** Opening Records for this task block **

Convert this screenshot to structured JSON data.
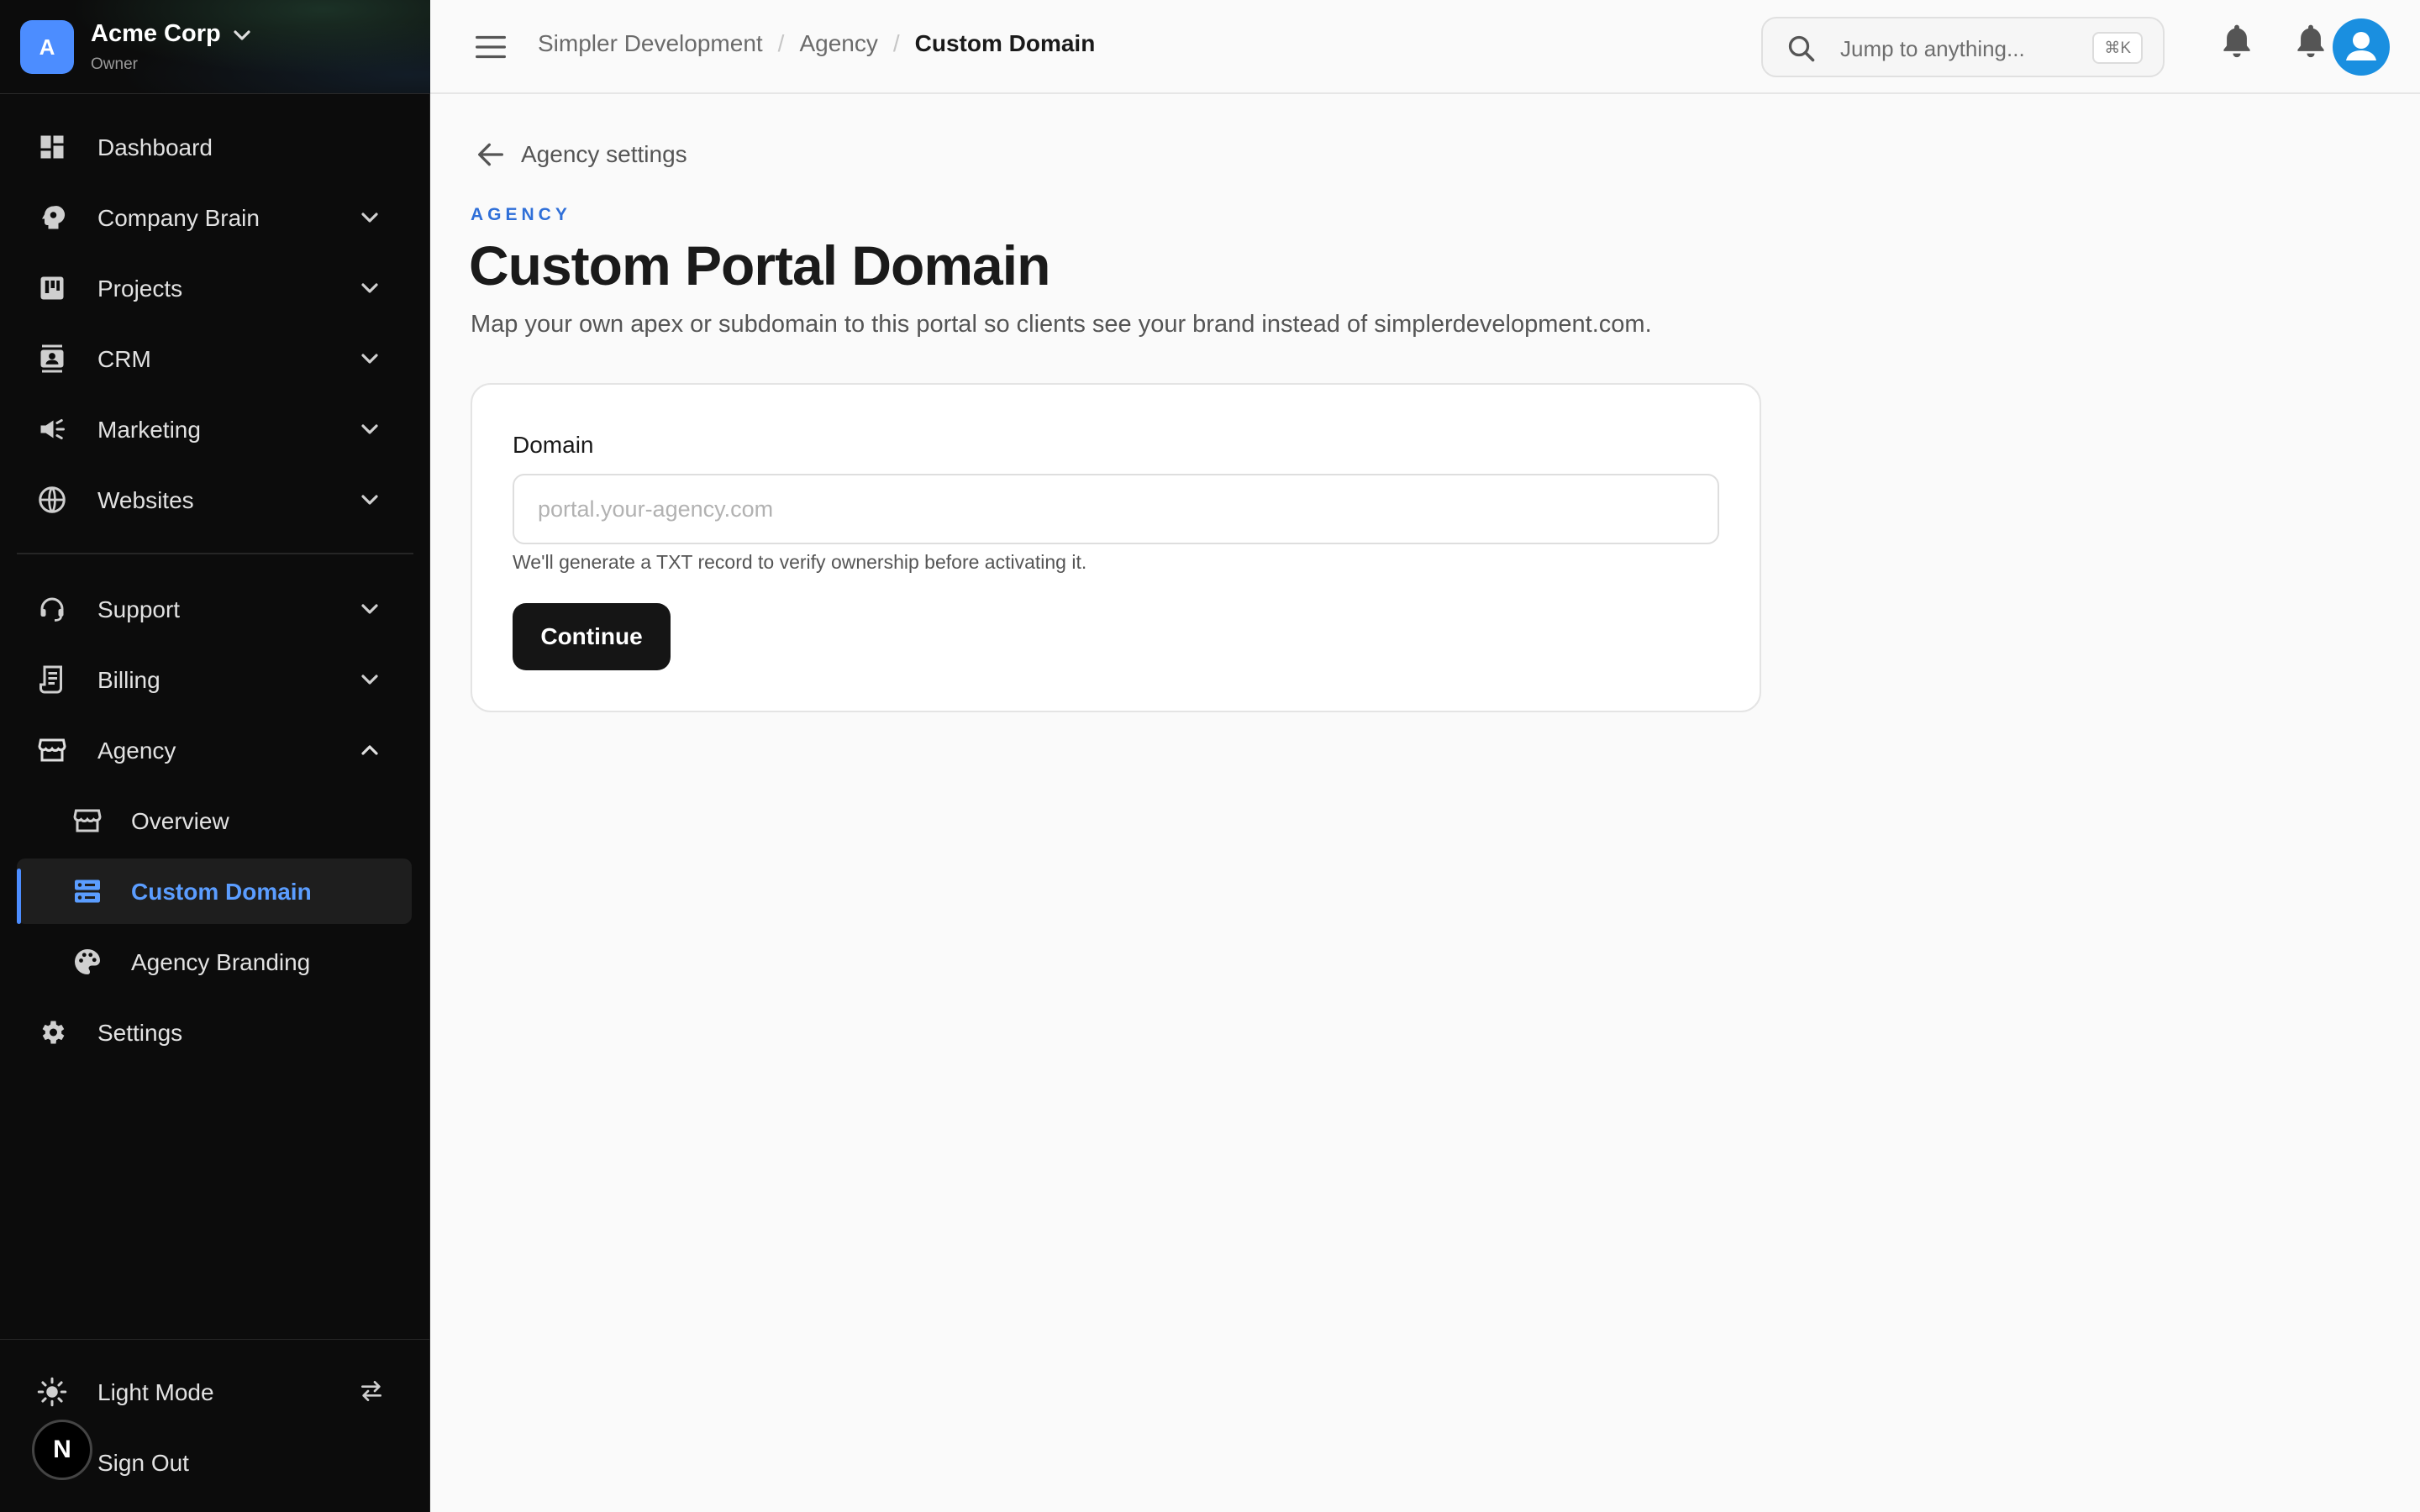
{
  "org": {
    "initial": "A",
    "name": "Acme Corp",
    "role": "Owner"
  },
  "sidebar": {
    "items": [
      {
        "label": "Dashboard",
        "icon": "dashboard-icon"
      },
      {
        "label": "Company Brain",
        "icon": "brain-icon"
      },
      {
        "label": "Projects",
        "icon": "kanban-icon"
      },
      {
        "label": "CRM",
        "icon": "contacts-icon"
      },
      {
        "label": "Marketing",
        "icon": "megaphone-icon"
      },
      {
        "label": "Websites",
        "icon": "globe-icon"
      },
      {
        "label": "Support",
        "icon": "headset-icon"
      },
      {
        "label": "Billing",
        "icon": "receipt-icon"
      },
      {
        "label": "Agency",
        "icon": "storefront-icon"
      },
      {
        "label": "Overview",
        "icon": "storefront-icon"
      },
      {
        "label": "Custom Domain",
        "icon": "server-icon"
      },
      {
        "label": "Agency Branding",
        "icon": "palette-icon"
      },
      {
        "label": "Settings",
        "icon": "gear-icon"
      }
    ],
    "active": "Custom Domain",
    "light_mode_label": "Light Mode",
    "sign_out_label": "Sign Out",
    "badge": "N"
  },
  "topbar": {
    "breadcrumbs": [
      "Simpler Development",
      "Agency",
      "Custom Domain"
    ],
    "separator": "/",
    "search_placeholder": "Jump to anything...",
    "search_shortcut": "⌘K"
  },
  "page": {
    "back_label": "Agency settings",
    "eyebrow": "AGENCY",
    "title": "Custom Portal Domain",
    "subtitle": "Map your own apex or subdomain to this portal so clients see your brand instead of simplerdevelopment.com.",
    "form": {
      "label": "Domain",
      "value": "",
      "placeholder": "portal.your-agency.com",
      "hint": "We'll generate a TXT record to verify ownership before activating it.",
      "submit_label": "Continue"
    }
  },
  "colors": {
    "accent": "#4c8dff",
    "eyebrow": "#2f6fd8",
    "sidebar_bg": "#0c0c0c",
    "button_bg": "#151515"
  }
}
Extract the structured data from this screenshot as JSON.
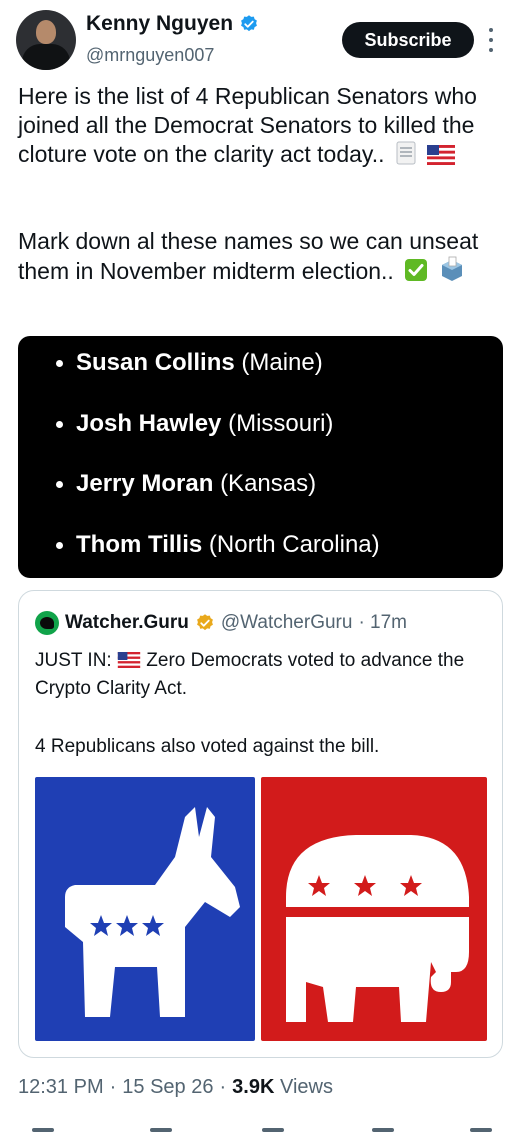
{
  "author": {
    "name": "Kenny Nguyen",
    "handle": "@mrnguyen007",
    "verified_icon": "verified-badge-icon",
    "badge_color": "#1d9bf0"
  },
  "actions": {
    "subscribe_label": "Subscribe",
    "more_icon": "more-vertical-icon"
  },
  "post": {
    "paragraph1": "Here is the list of 4 Republican Senators who joined all the Democrat Senators to killed the cloture vote on the clarity act today..",
    "paragraph1_emojis": [
      "page-icon",
      "us-flag-icon"
    ],
    "paragraph2": "Mark down al these names so we can unseat them in November midterm election..",
    "paragraph2_emojis": [
      "check-mark-icon",
      "ballot-box-icon"
    ]
  },
  "senators": [
    {
      "name": "Susan Collins",
      "state": "(Maine)"
    },
    {
      "name": "Josh Hawley",
      "state": "(Missouri)"
    },
    {
      "name": "Jerry Moran",
      "state": "(Kansas)"
    },
    {
      "name": "Thom Tillis",
      "state": "(North Carolina)"
    }
  ],
  "quote": {
    "name": "Watcher.Guru",
    "handle": "@WatcherGuru",
    "time": "· 17m",
    "line1_prefix": "JUST IN:",
    "line1_rest": "Zero Democrats voted to advance the Crypto Clarity Act.",
    "line2": "4 Republicans also voted against the bill.",
    "badge_color": "#e9a91c",
    "images": [
      "democrat-donkey-image",
      "republican-elephant-image"
    ],
    "colors": {
      "blue": "#1f3fb4",
      "red": "#d21b1b"
    }
  },
  "footer": {
    "time": "12:31 PM",
    "date": "15 Sep 26",
    "views_count": "3.9K",
    "views_label": "Views",
    "separator": "·"
  }
}
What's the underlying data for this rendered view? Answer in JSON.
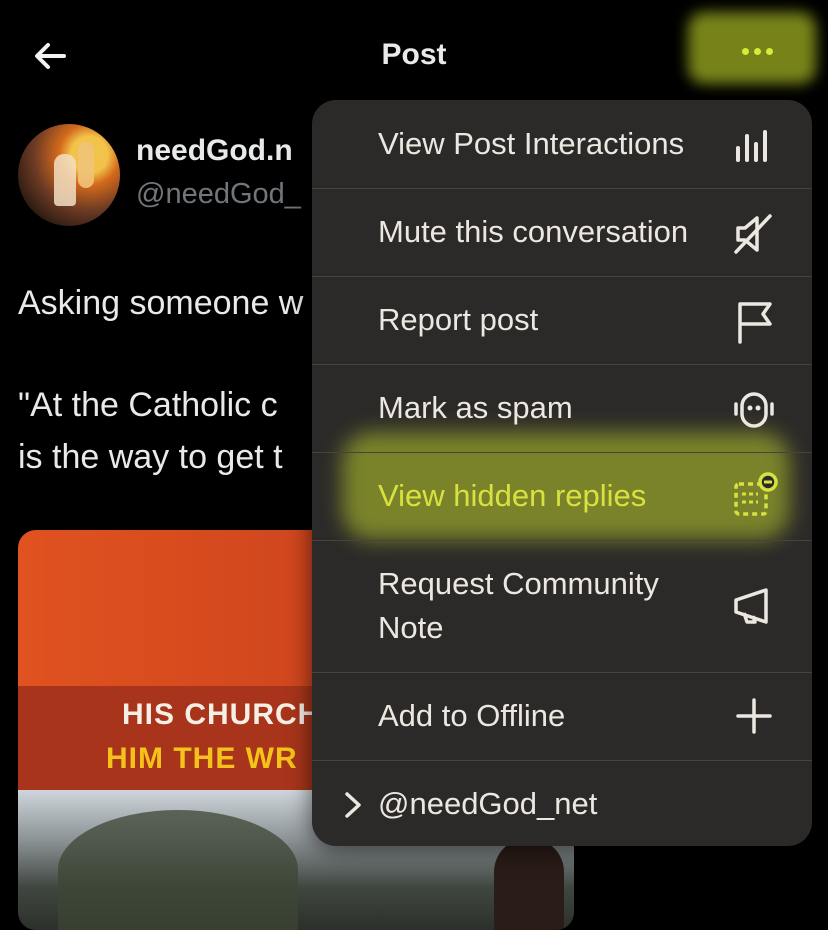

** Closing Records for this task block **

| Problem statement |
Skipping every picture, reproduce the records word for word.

| Response to this task |
Convert this screenshot to structured JSON data.
{
  "org": {
    "initial": "A",
    "name": "Acme Corp",
    "role": "Owner"
  },
  "sidebar": {
    "items": [
      {
        "label": "Dashboard",
        "icon": "dashboard-icon"
      },
      {
        "label": "Company Brain",
        "icon": "brain-icon"
      },
      {
        "label": "Projects",
        "icon": "kanban-icon"
      },
      {
        "label": "CRM",
        "icon": "contacts-icon"
      },
      {
        "label": "Marketing",
        "icon": "megaphone-icon"
      },
      {
        "label": "Websites",
        "icon": "globe-icon"
      },
      {
        "label": "Support",
        "icon": "headset-icon"
      },
      {
        "label": "Billing",
        "icon": "receipt-icon"
      },
      {
        "label": "Agency",
        "icon": "storefront-icon"
      },
      {
        "label": "Overview",
        "icon": "storefront-icon"
      },
      {
        "label": "Custom Domain",
        "icon": "server-icon"
      },
      {
        "label": "Agency Branding",
        "icon": "palette-icon"
      },
      {
        "label": "Settings",
        "icon": "gear-icon"
      }
    ],
    "active": "Custom Domain",
    "light_mode_label": "Light Mode",
    "sign_out_label": "Sign Out",
    "badge": "N"
  },
  "topbar": {
    "breadcrumbs": [
      "Simpler Development",
      "Agency",
      "Custom Domain"
    ],
    "separator": "/",
    "search_placeholder": "Jump to anything...",
    "search_shortcut": "⌘K"
  },
  "page": {
    "back_label": "Agency settings",
    "eyebrow": "AGENCY",
    "title": "Custom Portal Domain",
    "subtitle": "Map your own apex or subdomain to this portal so clients see your brand instead of simplerdevelopment.com.",
    "form": {
      "label": "Domain",
      "value": "",
      "placeholder": "portal.your-agency.com",
      "hint": "We'll generate a TXT record to verify ownership before activating it.",
      "submit_label": "Continue"
    }
  },
  "colors": {
    "accent": "#4c8dff",
    "eyebrow": "#2f6fd8",
    "sidebar_bg": "#0c0c0c",
    "button_bg": "#151515"
  }
}
Extract the structured data from this screenshot as JSON.
{
  "author": {
    "name": "Kenny Nguyen",
    "handle": "@mrnguyen007",
    "verified_icon": "verified-badge-icon",
    "badge_color": "#1d9bf0"
  },
  "actions": {
    "subscribe_label": "Subscribe",
    "more_icon": "more-vertical-icon"
  },
  "post": {
    "paragraph1": "Here is the list of 4 Republican Senators who joined all the Democrat Senators to killed the cloture vote on the clarity act today..",
    "paragraph1_emojis": [
      "page-icon",
      "us-flag-icon"
    ],
    "paragraph2": "Mark down al these names so we can unseat them in November midterm election..",
    "paragraph2_emojis": [
      "check-mark-icon",
      "ballot-box-icon"
    ]
  },
  "senators": [
    {
      "name": "Susan Collins",
      "state": "(Maine)"
    },
    {
      "name": "Josh Hawley",
      "state": "(Missouri)"
    },
    {
      "name": "Jerry Moran",
      "state": "(Kansas)"
    },
    {
      "name": "Thom Tillis",
      "state": "(North Carolina)"
    }
  ],
  "quote": {
    "name": "Watcher.Guru",
    "handle": "@WatcherGuru",
    "time": "· 17m",
    "line1_prefix": "JUST IN:",
    "line1_rest": "Zero Democrats voted to advance the Crypto Clarity Act.",
    "line2": "4 Republicans also voted against the bill.",
    "badge_color": "#e9a91c",
    "images": [
      "democrat-donkey-image",
      "republican-elephant-image"
    ],
    "colors": {
      "blue": "#1f3fb4",
      "red": "#d21b1b"
    }
  },
  "footer": {
    "time": "12:31 PM",
    "date": "15 Sep 26",
    "views_count": "3.9K",
    "views_label": "Views",
    "separator": "·"
  }
}
What's the underlying data for this rendered view? Answer in JSON.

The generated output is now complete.